Rogers and Bell Canada are major suppliers of free-to-guest network channels and hosts of speciality channels. Geoff Baker, VP, national sales manager, Bell Satellite TV For Business, says the free-to-guest channels, including sports, local news and weather, major network TV channels and movies remain popular with guests.
Pay-per-view suppliers, such as Lodge-net — the largest supplier of pay-per-view channels — are offering more entertainment options for the guest by utilizing other in-room devices. The service, available in more than 1.2-million guestrooms worldwide, is enhancing pay-per-view movie systems, developing technology to blend together the “four-screen-world” of a TV, laptop, tablet and smartphone.
Lodgenet recently launched a mobile app that turns a smartphone into a remote control for the TV. Guests can use their smartphone to change channels, adjust volume and display programming guides. The app has already been installed in more than 600,000 hotel rooms. Paul Johnson, VP of Product Development for the Brampton, Ont.-based company, says guests who use the app end up buying more movies. The app is easier to navigate than using a TV remote and displays information quickly, resulting in impulsive movie purchases.

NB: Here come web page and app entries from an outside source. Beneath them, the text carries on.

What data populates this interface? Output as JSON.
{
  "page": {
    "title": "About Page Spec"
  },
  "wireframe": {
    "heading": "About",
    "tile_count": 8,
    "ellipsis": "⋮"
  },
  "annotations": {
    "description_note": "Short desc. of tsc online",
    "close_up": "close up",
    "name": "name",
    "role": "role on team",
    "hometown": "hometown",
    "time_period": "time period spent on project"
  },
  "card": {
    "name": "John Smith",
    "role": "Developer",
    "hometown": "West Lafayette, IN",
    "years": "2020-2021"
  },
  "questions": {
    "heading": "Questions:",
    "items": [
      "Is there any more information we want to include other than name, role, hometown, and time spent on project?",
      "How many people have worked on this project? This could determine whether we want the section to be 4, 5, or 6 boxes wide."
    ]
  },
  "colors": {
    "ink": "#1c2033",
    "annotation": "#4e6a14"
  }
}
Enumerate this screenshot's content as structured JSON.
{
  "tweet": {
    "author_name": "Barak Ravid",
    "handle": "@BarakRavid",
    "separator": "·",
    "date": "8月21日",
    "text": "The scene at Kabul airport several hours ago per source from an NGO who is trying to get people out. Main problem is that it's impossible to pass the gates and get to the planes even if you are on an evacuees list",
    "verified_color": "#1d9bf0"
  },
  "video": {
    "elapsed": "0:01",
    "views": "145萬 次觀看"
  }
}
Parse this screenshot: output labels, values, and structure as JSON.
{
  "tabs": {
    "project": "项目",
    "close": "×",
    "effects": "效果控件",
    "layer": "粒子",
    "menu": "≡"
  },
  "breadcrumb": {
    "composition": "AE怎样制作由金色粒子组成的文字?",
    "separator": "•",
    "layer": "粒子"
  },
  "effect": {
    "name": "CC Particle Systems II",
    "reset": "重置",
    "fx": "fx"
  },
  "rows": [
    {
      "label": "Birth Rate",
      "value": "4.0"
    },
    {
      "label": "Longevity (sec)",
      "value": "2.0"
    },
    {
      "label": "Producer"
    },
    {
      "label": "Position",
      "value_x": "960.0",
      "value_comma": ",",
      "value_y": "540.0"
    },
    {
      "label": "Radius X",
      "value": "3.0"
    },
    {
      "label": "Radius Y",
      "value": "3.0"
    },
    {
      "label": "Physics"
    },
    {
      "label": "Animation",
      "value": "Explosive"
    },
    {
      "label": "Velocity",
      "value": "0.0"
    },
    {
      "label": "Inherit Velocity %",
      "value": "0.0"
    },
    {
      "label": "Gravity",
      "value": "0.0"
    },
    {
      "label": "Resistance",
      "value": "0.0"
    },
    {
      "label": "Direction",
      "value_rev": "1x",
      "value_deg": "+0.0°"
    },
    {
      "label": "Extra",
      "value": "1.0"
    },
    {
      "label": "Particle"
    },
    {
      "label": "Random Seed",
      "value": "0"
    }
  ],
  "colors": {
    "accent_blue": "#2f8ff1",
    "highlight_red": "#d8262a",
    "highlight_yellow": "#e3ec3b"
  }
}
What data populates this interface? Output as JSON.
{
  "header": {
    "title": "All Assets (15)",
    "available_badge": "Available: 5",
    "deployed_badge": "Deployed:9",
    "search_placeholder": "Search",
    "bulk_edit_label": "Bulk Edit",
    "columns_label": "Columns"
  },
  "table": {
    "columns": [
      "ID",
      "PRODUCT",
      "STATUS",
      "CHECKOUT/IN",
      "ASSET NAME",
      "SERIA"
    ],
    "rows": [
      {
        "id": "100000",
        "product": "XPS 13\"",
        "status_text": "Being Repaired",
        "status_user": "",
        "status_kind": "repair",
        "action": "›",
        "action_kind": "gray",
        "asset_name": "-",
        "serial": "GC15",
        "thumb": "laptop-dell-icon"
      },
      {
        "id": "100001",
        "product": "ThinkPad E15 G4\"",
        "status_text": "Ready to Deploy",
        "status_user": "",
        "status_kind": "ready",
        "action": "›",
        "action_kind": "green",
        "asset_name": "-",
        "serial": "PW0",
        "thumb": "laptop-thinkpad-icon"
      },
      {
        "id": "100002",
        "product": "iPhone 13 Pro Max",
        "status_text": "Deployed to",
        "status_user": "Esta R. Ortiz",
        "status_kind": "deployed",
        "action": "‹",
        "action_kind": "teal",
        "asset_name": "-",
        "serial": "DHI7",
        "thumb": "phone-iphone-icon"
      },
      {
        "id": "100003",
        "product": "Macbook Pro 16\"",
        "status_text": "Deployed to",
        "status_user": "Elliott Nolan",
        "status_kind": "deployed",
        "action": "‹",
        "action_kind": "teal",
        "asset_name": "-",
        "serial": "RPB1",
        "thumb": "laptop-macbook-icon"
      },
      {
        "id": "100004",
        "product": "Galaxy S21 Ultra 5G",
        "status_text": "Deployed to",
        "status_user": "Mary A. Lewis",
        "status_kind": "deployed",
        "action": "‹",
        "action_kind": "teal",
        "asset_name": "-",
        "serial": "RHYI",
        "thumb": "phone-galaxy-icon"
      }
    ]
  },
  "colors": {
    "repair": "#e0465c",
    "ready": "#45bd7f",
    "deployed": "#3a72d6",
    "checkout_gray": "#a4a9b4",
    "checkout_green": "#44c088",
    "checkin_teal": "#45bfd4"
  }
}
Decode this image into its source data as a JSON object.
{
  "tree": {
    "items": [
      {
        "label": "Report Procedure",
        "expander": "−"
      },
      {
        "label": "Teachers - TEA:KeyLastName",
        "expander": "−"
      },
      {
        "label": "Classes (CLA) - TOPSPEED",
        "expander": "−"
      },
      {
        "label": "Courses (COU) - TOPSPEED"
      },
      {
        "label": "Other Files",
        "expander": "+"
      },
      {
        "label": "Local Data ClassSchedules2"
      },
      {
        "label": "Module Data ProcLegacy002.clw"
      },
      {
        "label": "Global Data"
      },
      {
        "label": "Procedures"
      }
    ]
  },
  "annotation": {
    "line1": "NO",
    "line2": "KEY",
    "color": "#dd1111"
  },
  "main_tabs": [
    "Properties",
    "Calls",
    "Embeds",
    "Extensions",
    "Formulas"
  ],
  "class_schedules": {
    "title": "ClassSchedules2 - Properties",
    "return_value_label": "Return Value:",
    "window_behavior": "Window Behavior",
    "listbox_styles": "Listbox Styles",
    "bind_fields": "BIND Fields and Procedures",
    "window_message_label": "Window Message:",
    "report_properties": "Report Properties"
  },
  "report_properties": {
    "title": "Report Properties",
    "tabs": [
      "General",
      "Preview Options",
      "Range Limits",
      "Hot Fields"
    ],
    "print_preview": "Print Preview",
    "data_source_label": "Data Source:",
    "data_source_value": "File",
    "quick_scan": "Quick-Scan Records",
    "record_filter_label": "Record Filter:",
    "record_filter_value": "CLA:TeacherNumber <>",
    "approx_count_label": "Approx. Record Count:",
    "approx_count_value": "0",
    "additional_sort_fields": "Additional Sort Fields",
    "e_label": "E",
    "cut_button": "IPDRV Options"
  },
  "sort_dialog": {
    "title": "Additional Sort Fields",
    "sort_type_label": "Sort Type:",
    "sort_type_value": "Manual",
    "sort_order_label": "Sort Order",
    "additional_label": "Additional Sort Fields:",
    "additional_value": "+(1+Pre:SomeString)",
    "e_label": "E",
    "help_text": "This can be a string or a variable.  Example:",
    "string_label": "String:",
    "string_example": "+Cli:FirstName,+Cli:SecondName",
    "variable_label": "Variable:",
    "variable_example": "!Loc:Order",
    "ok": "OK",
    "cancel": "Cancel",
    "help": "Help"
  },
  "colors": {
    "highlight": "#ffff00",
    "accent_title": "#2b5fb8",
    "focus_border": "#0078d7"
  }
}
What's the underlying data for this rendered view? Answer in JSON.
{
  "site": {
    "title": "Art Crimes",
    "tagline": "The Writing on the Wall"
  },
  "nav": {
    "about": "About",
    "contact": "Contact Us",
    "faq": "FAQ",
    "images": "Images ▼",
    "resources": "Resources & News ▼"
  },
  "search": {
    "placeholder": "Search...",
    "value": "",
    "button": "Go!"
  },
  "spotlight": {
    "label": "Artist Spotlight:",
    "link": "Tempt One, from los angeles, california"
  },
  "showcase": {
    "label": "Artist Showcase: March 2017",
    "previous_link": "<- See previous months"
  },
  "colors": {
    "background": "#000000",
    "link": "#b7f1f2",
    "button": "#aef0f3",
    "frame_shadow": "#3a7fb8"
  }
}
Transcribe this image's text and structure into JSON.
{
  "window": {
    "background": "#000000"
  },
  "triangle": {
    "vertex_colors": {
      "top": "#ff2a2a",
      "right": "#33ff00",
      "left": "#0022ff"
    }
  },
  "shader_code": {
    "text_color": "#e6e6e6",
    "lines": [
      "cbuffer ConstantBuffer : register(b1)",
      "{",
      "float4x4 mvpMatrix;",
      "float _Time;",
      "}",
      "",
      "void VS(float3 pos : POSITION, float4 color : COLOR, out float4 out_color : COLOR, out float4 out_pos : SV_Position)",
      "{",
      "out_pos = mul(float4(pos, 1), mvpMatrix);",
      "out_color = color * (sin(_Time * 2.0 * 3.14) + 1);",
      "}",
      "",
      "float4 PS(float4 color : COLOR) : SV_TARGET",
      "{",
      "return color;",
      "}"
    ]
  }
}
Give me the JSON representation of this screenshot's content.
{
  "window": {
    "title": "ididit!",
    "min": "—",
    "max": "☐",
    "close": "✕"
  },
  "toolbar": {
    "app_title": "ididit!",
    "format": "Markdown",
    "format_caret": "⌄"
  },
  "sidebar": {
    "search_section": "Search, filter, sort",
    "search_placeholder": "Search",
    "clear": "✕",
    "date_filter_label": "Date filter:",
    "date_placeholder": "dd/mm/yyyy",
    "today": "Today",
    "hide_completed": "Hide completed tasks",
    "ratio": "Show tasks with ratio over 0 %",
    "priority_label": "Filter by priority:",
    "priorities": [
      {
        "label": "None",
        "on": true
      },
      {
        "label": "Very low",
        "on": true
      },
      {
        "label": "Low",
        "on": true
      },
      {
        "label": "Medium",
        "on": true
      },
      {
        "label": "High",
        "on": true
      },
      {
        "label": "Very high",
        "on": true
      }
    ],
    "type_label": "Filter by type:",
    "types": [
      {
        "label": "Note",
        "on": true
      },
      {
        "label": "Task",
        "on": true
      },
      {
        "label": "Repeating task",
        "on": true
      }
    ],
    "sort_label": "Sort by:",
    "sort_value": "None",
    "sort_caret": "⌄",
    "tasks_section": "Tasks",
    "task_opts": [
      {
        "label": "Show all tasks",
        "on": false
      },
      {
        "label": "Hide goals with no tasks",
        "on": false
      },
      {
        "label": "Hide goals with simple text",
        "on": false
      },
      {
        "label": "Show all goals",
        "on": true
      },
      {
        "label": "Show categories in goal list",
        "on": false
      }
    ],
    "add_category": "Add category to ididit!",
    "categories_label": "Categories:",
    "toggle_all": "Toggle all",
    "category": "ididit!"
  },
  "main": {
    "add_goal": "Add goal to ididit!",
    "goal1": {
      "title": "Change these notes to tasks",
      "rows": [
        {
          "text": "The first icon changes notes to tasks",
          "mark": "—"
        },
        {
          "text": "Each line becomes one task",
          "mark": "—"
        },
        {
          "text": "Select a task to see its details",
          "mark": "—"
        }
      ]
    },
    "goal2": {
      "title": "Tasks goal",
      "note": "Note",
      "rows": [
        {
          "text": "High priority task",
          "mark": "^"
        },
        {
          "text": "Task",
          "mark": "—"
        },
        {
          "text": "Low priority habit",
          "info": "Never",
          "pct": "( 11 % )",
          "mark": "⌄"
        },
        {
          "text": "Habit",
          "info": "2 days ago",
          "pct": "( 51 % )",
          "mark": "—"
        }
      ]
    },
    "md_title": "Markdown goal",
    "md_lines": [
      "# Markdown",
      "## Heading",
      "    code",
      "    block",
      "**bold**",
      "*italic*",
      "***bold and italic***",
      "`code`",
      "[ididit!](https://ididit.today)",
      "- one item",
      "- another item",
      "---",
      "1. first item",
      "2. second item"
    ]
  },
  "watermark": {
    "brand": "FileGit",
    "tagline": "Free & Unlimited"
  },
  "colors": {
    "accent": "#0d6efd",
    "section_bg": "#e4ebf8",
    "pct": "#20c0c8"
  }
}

InnVue, a Montreal-based in-room entertainment company that offers pay-per-view movies and TV signals, has also developed technology to elevate the on-screen experience, using a system to deliver HDTV over the hotel’s current coaxial wire systems — without costly upgrades. InnVue understands how guests are accessing and viewing entertainment content today. “On a PC you have to look for the entertainment, [but] on a TV the entertainment comes to you,” says Louis-Philippe Nöel, president of InnVue.
Today’s guests prefer to connect their own devices to the Internet and also have the ability to connect their device to the TV to access their pictures, video and music.
Paul Guardian, executive director of Brand Operations at Delta Hotels, says Delta has recently redesigned its guestroom concept with a focus on in-room entertainment and technology.
In addition to installing the latest TVs in its guestrooms, the upgraded room features a “jack pack,” manufactured by LG Electronics, an all-in-one multimedia hub that provides users with multiple audio and video inputs so the guest can connect any device — including an iPhone, smartphone, tablet or laptop — to the TV. DVD/CD players, video-game consoles, MP3 players and camcorders can also be connected, giving the guest a range of possibilities for entertainment. If the guest doesn’t connect devices, the in-room TV display will remain on the source selected; when a device is connected, the interface switches to display the new source.
With the demand for high-speed Internet continuing to grow, many hotels are finding their network bandwidth infrastructure is inadequate to meet demand. “Guests want more bandwidth. They are streaming video at increasing volumes, and do you charge for that?” asks Irwin Prince, president and COO of Realstar Hospitality. Do hotels “push” more entertainment to hotel guests, or create an infrastructure to make it easy for them to “pull” entertainment content, anywhere in the hotel? “The guest expectation is that the hotel technology will work the same as at their home,” sums up Delta Hotel’s Guardian. “It’s got to work simply.”
Warren Markwart is the principal of MK2 Hospitality, Toronto, which specializes in integrating hospitality technology with revenue-management strategies, guest service and business objectives. The 30-year industry vet has held executive roles at Fairmont Raffles International and Delta Hotels and Resorts. He was recently honoured with the Award of Merit by the international Hospitality Financial & Technology Professionals association. He can be reached at warren.markwart@mk2 hospitality.com.